Two great armies meet. From opposing vantage points their numbers eye each other, weighing an infinite variety of tactics and strategies. There is palpable fear — not of death or destruction, but something much more petrifying: the unknown. And that’s because the scale of the battle to come is just too vast to comprehend, the outcome too uncertain.
So, despite their heroism and undeniable courage and force of arms, they never move. They just stare at each other across the blank space, and wait.
This is the battleground of creative ideas. The impasse that the armies have reached is sometimes given a kinder name: ‘writer’s block’. But it’s worse than that, because while it suggests something that can be removed with sufficient effort, the phrase fails to capture the fear, the sense of panic, that can often freeze writers in their steps.
And once frozen, writers tend to just stop moving. Procrastination leads to, well, further procrastination. Yet all it would take would be something — anything — to break the wall, the stare, the silence. A change of direction, some distraction: a bird flying overhead, or the unlikely flicker of a smile. Or a change of scale: a tiny speck of an insect, or the cataclysm of an earthquake. Or something more surreal. A kangaroo, a TV host, a rice cake. And with that unexpected twist comes an avalanche of ideas.

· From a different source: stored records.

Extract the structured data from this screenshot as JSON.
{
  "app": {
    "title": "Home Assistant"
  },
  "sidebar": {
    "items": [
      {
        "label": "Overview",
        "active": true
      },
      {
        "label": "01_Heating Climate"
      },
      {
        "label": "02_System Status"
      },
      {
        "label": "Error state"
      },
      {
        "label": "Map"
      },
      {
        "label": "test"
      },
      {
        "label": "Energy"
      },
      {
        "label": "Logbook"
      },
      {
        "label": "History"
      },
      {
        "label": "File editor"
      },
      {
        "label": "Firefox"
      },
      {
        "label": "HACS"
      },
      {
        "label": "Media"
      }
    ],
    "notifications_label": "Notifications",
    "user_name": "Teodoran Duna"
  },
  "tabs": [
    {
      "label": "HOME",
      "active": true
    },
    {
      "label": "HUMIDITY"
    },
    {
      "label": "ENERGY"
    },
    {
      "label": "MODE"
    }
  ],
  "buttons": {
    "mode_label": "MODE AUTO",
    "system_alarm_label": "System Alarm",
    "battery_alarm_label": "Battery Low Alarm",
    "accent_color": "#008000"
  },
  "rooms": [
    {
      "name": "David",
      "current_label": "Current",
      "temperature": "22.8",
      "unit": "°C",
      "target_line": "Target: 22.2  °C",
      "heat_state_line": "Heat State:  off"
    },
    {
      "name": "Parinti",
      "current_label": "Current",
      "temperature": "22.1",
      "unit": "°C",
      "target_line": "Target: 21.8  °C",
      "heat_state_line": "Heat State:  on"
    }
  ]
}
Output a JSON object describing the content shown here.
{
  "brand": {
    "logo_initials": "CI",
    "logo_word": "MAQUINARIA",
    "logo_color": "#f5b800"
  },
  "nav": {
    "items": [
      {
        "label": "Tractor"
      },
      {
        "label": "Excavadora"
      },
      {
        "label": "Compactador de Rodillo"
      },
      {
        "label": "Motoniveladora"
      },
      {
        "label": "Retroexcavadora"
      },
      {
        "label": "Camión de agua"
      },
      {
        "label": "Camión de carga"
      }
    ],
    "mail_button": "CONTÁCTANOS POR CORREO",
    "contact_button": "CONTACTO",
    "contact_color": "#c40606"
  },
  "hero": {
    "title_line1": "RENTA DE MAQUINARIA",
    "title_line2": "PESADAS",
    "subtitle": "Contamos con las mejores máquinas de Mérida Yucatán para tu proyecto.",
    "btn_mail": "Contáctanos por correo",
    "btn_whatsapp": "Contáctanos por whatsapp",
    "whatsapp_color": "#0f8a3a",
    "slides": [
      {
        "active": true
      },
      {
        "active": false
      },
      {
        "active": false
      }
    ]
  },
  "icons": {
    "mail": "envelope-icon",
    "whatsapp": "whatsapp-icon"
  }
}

But here’s the thing. Fresh ideas aren’t going to operate on their own: they may have their own propulsion, but now they need some kind of structure, some plan of attack. In ancient days, armies looked for direction from the general, the ‘strategos’, (from which we get ‘strategy’ and ‘strategic’). It turns out that writers, just like armies, need a strategy to select the best ideas and marshal them into some kind of order, before they can be really effective.
English Wanted can’t help with writer’s block. But we can advise on the strategic direction of your manuscript, web content, research paper. Whatever kind of English you need, contact us – we’ll help you win the battle.